Fundación ProAves – por la conservación en el país de las aves

A promising future for Harlequin frogs in El Dorado Bird Reserve

17 September, 2014


Colombia is one of the richest countries on the planet in amphibian species, according to censuses conducted in the month of July, there is an encouraging abundance of these frogs at El Dorado Bird Reserve.

This Biological group represents an ecologically valuable ecosystem given their importance as bio-indicators of environmental quality, and are key organisms in the ecological dynamics of forests. Unfortunately, in recent years, a special group of these frogs, particularly the genus Atelopus, commonly known as Harlequin frogs, characterized by their striking coloration (aposematic) and their presence in almost all climatic zones from humid forests, mist and paramos, is declining due to multiple causes, including water pollution, deforestation, climate change and the fungus Chytri, a fungus that threatens the world’s amphibians.

Fortunately, two Harlequin frog species are protected in perpetuity in the El Dorado Bird Reserve, Atelopus nahumae and Atelopus laetissimus, endemic to the Sierra Nevada de Santa Marta and listed as Critical Endangered CR by the International Union for Conservation of Nature censuses.

Atelopus nahumae y Atelopus laetissimus

Today, we are advancing detailed censuses in the Reserve to quantify and update the distribution of these frogs and other amphibians endemic to Santa Marta; as preliminary results, we have abundances recorded for the Harlequin frog, Atelopus nahumae; in the space of 3 hours in a ravine 400m long, 10-9 individual Harlequin frogs were found, in the same creek there were 8 individuals of Atelopus laetissimus.
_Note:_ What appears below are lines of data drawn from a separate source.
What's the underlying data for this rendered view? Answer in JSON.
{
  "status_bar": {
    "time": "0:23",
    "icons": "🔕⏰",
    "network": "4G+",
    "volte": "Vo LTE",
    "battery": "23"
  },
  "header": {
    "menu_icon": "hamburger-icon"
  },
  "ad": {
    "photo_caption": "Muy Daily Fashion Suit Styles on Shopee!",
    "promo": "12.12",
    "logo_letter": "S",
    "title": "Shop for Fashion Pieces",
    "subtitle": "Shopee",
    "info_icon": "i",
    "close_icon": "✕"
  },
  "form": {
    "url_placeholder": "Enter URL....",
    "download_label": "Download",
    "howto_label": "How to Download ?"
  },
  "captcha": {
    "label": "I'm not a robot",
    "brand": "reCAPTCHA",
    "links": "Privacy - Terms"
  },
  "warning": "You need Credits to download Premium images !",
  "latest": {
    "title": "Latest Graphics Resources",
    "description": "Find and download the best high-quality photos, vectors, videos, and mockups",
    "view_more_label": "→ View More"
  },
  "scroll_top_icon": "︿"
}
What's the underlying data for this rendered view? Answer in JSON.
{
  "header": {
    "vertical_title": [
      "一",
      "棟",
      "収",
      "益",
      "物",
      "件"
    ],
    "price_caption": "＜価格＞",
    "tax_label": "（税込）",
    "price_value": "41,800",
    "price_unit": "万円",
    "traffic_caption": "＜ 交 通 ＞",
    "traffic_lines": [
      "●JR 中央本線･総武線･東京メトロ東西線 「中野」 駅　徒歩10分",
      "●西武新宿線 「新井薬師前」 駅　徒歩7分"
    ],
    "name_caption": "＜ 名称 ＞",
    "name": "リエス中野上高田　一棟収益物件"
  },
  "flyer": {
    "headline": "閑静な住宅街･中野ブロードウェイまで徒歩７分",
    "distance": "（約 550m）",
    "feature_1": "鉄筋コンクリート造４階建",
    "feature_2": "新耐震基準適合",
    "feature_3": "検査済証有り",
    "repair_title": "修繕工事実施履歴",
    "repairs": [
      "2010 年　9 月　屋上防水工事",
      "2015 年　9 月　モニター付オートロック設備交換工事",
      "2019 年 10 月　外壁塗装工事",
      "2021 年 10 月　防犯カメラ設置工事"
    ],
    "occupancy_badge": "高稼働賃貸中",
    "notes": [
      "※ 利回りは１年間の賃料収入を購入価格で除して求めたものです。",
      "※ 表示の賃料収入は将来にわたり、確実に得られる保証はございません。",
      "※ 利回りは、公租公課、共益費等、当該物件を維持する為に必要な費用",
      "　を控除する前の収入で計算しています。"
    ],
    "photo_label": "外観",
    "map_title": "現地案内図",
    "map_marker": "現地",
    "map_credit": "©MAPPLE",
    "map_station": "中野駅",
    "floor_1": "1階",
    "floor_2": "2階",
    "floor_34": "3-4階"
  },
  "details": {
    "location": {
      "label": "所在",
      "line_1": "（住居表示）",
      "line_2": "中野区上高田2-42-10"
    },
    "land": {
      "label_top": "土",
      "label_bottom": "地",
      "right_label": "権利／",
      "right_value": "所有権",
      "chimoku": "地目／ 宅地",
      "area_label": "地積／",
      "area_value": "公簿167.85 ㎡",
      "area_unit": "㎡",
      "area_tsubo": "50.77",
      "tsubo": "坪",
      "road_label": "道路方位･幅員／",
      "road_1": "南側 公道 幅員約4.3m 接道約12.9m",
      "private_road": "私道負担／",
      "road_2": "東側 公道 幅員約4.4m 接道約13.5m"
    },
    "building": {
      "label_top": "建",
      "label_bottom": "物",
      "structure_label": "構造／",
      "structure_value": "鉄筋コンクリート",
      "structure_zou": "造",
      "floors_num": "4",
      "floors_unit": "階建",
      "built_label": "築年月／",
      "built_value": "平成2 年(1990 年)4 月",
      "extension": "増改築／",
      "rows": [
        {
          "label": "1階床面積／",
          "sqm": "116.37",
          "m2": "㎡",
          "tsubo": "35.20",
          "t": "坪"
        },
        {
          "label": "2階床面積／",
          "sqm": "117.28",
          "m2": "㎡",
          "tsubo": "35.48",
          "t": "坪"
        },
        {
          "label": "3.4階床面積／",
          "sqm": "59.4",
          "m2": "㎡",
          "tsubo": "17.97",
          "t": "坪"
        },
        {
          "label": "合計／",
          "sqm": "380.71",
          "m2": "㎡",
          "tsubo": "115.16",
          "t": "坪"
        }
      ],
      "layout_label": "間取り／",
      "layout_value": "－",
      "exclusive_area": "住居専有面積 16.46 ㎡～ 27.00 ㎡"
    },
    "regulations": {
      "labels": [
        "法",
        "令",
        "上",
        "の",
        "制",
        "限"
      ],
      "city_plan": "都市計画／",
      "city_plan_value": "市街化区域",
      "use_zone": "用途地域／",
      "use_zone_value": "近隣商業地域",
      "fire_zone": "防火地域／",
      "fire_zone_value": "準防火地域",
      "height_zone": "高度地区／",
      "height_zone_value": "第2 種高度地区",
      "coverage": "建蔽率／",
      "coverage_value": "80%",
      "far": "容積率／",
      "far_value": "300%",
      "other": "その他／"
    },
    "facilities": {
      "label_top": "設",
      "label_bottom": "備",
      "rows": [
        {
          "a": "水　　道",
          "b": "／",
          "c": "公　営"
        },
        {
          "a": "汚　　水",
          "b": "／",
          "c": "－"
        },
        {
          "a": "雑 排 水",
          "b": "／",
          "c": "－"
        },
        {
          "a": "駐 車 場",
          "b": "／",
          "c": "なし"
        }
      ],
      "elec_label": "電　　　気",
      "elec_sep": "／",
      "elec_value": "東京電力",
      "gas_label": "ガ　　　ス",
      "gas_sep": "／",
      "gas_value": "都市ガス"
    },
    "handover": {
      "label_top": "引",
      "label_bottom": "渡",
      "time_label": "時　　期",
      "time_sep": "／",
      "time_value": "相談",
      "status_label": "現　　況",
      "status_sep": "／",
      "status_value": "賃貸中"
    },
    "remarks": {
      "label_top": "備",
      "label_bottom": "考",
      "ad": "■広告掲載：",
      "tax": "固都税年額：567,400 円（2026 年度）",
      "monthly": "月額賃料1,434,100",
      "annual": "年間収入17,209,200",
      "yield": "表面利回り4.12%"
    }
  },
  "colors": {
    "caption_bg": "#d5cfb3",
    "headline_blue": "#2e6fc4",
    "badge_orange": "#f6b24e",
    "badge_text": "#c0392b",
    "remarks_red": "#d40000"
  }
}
These species use the habitat of the soil adjacent to water bodies and secondary forests and all were observed near areas of high presence of epiphytes (mosses and lichens) and soil with a high presence of leaf litter. On July 18th, we observed two pairs of Atelopus nahumae in amplexus or nuptial embrace.

These abundances, apparently encouraging, make us join our efforts and work as a team with the peoples in the areas surrounding the Reserve to learn more about the demographics and anthropogenic threats that threaten these populations and to generate a future management plan and contribute to the conservation of this beautiful amphibian group approaching extinction.

Supported by:

ABC loro_parque_fundacion RTVmain1